Ringworm is a poorly named skin problem. It has
nothing to do with worms. The causative agent in cats is one of
two fungi that have a prediliction for the hair follicle or the
hair shaft. In people, these fungi can cause a slightly raised,
reddish ring, which may or may not be itchy and/or scaly- hence
the ringworm misnomer.
In cats the fungus will cause spreading, symmetric hair loss- usually
a circular, growing bald spot. Often in cats, the area looks flaky.
Occasionally, it is mildly inflamed and may or may not be itchy.
Common sites of occurrence are the face, ears, paws, and nail beds.
Cats pick up ringworm from direct contact with infected cats, dogs,
birds, or people. It can also be spread indirectly by exposure to
the fungal spores, which can exist in the environment. You can pet
a dog or cat who has no lesions and if they are an symptomatic carrier
you can transfer the fungus to yourself or your cat.
Except in immune compromised patients, ringworm is usually not
dangerous, but it can be stubborn to knock out. Often, it is self-limiting
without treatment and after weeks the spots will stop growing as
immunity steps in. Treatment will greatly speed up its resolution.
Remember, the bald spot will persist from weeks to months depending
on whether the hair follicles are at rest or active. A lack of spreading
is an encouraging sign.
Ringworm can be easy or difficult to diagnose because it has many
appearances. One of the fungi- Microsporum canis will often fluoresce
under ultraviolet light. This makes for a rapid in office diagnosis.
Some M. Canis and all Trichophyton mentagrafides don’t fluoresce
and identification requires a Fungal Culture which can take 5-14
days to become positive.
Treatment initially, is usually just with antifungal ointments-
we like Miconazole. Lamasil is good ointment, but we do not want
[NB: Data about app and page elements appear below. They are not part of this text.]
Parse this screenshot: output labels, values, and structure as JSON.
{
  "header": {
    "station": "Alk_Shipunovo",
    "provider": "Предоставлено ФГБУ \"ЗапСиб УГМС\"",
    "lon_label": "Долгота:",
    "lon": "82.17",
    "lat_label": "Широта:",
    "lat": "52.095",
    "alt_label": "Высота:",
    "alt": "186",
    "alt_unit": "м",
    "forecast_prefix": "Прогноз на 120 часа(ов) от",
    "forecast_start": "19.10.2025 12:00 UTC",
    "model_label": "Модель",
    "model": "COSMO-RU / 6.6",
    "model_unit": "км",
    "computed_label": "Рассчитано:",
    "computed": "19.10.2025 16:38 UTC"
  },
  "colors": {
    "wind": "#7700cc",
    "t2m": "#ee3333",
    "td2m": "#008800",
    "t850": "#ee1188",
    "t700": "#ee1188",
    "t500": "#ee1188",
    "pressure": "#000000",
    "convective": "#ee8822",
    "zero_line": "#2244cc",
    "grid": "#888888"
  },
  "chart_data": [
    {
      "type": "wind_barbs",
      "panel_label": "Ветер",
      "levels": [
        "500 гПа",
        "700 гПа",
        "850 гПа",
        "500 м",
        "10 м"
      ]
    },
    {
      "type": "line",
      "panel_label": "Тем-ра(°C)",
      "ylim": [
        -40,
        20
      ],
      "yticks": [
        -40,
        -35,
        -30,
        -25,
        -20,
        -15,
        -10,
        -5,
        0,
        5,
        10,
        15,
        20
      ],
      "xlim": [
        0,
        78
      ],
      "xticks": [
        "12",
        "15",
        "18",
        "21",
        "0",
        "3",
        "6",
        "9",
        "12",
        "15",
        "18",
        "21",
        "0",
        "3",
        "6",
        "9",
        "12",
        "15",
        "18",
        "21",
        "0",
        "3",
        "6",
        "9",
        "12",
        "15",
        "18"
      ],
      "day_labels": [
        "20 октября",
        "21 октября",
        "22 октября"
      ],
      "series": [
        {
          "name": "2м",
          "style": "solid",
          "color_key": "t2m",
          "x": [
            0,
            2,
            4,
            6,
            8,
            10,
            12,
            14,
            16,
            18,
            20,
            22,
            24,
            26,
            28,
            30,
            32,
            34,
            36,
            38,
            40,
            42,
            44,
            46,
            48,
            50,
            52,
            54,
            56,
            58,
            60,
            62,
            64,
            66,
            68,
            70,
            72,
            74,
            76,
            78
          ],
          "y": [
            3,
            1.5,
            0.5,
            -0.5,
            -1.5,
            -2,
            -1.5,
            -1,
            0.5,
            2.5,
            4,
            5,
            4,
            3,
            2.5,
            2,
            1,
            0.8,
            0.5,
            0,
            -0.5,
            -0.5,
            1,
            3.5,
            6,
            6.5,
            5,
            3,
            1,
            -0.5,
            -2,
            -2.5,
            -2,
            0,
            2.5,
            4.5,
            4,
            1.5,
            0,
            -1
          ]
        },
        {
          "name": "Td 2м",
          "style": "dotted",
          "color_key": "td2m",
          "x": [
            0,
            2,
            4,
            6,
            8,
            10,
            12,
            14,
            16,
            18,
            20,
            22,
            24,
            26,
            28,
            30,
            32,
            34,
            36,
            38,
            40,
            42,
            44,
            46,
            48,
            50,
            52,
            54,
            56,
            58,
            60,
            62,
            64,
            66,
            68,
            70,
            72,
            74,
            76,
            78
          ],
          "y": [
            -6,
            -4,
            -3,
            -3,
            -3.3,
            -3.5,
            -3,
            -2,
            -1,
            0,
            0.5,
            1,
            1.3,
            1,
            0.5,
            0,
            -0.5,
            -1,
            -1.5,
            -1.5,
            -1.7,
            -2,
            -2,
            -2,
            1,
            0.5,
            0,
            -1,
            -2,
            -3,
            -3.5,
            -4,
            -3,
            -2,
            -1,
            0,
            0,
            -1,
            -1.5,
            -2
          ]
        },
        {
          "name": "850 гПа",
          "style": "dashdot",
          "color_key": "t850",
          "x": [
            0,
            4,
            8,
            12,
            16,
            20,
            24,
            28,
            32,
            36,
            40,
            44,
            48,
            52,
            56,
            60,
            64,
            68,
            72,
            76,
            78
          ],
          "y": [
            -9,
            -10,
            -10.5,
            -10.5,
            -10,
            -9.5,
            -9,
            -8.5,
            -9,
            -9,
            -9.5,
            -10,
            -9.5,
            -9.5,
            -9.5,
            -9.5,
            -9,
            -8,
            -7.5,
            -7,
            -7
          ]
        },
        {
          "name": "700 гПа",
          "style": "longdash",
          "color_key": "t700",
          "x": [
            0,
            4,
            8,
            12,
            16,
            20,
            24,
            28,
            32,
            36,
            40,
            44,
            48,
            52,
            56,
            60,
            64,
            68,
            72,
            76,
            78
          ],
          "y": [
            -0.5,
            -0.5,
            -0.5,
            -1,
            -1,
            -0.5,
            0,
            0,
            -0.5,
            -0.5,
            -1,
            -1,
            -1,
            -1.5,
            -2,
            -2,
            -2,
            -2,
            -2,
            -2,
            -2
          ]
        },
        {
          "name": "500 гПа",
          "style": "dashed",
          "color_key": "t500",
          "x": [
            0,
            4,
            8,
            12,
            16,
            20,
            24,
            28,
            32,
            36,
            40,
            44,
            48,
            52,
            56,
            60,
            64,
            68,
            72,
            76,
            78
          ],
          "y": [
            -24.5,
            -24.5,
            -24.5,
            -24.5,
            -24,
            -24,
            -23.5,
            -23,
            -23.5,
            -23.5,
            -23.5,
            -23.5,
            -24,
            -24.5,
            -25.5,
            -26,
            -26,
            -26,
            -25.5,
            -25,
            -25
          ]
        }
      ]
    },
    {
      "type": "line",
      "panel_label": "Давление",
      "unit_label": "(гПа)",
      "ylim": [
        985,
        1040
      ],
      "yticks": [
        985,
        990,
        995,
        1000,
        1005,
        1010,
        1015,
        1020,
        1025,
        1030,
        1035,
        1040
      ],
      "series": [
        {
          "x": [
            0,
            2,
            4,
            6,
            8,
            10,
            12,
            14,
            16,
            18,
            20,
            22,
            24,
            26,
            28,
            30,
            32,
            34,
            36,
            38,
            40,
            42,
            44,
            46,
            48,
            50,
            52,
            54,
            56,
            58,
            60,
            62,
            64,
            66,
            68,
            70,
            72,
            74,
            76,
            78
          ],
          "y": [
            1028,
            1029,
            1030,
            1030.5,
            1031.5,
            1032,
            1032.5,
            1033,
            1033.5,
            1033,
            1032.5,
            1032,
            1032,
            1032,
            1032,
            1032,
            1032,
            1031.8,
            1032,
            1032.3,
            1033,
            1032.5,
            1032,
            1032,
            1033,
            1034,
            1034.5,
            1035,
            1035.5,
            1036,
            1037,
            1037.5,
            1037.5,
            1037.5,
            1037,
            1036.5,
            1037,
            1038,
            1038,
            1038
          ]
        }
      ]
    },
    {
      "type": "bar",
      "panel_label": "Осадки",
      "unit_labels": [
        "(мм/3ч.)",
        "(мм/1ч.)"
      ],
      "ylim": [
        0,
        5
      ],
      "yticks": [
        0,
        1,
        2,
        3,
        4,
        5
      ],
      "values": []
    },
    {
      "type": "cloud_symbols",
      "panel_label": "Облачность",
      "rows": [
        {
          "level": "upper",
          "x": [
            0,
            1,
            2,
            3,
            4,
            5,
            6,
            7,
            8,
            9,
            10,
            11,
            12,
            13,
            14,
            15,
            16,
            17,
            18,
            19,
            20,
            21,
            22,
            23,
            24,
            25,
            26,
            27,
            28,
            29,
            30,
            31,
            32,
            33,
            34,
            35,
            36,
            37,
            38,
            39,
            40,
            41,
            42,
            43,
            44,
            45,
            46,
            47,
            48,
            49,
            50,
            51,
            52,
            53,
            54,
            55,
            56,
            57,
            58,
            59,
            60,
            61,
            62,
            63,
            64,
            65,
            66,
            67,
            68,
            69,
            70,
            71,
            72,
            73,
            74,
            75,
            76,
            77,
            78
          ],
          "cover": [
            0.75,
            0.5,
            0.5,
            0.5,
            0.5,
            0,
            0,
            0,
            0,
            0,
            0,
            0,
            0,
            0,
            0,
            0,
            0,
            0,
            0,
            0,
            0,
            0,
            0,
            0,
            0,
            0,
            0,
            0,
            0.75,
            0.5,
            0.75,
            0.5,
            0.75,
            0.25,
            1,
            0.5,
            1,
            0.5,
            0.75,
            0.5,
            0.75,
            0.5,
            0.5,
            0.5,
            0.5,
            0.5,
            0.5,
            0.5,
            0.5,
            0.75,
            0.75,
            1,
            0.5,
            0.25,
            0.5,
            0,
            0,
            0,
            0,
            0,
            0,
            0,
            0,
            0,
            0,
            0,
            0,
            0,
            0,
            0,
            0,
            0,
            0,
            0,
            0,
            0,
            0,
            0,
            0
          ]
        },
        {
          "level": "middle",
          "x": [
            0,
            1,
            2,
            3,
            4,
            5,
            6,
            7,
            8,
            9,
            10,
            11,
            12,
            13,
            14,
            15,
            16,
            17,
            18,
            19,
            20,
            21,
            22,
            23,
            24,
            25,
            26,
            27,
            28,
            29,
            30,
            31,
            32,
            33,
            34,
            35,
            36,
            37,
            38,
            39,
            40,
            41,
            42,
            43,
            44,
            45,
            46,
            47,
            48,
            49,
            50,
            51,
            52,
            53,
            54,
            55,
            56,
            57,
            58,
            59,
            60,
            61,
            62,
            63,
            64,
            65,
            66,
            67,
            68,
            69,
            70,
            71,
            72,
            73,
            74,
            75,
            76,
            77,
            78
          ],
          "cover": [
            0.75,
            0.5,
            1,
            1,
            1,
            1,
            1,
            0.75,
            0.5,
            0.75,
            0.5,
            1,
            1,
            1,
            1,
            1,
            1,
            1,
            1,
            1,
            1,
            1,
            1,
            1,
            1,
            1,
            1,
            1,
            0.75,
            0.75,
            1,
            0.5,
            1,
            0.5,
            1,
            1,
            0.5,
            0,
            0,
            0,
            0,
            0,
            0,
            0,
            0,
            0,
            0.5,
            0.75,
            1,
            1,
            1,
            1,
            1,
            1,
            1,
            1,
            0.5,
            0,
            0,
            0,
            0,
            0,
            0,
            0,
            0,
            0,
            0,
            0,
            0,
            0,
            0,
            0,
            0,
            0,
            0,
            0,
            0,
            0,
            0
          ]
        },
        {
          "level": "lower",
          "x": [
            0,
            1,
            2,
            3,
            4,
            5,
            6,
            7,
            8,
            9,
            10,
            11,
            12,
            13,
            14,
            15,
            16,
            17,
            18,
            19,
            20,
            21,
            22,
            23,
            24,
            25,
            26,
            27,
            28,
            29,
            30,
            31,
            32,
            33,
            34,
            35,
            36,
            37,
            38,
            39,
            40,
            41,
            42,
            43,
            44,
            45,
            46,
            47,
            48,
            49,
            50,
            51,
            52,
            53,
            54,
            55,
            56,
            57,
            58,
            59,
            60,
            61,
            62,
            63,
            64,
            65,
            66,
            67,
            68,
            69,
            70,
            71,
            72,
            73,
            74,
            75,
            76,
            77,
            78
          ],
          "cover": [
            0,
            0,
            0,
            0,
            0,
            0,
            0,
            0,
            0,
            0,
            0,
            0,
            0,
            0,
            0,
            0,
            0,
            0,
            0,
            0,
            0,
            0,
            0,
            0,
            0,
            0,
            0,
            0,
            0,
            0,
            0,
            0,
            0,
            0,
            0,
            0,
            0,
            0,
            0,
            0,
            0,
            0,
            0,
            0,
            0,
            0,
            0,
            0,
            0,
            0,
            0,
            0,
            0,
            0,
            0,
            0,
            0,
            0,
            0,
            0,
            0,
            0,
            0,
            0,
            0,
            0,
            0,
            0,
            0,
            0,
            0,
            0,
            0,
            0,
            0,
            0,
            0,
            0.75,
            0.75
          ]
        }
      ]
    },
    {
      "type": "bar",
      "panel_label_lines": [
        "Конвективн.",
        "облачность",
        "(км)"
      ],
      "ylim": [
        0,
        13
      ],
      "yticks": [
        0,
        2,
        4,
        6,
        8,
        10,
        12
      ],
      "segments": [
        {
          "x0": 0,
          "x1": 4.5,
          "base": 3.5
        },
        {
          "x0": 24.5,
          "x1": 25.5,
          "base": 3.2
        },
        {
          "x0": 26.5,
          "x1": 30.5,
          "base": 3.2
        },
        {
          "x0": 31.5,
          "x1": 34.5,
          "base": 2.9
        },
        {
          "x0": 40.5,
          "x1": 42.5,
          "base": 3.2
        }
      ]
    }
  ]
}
the cat licking it. It either needs to be used sparingly and rubbed
in like a vanishing crème or used only on parts of the cat,
which he can’t lick like the head, ears or back of the neck.
If topical medications do not work we can use systemic pills either
Griesiofulvin or Itraconazole [Sporanox]. Blood tests are required
with these medications to make sure they are not causing liver or
kidney problems or bone marrow depression. This is why we usually
reserve the systemics for refractive, severe cases. Sometimes medicated
shampoos or dips are useful ancillary treatments.
There is no way totally protect your cat or yourself from ringworm.
Especially since it can be passed on via objects. An environment
can be contaminated and the spores may remain infective; how long
they remain infective, we are not sure. The good news is that if
you have had a fair amount of pets- you are likely to be immune
to ringworm from past exposure. However, petting strays could expose
your cat, especially if the strays have crusty bald spots- so be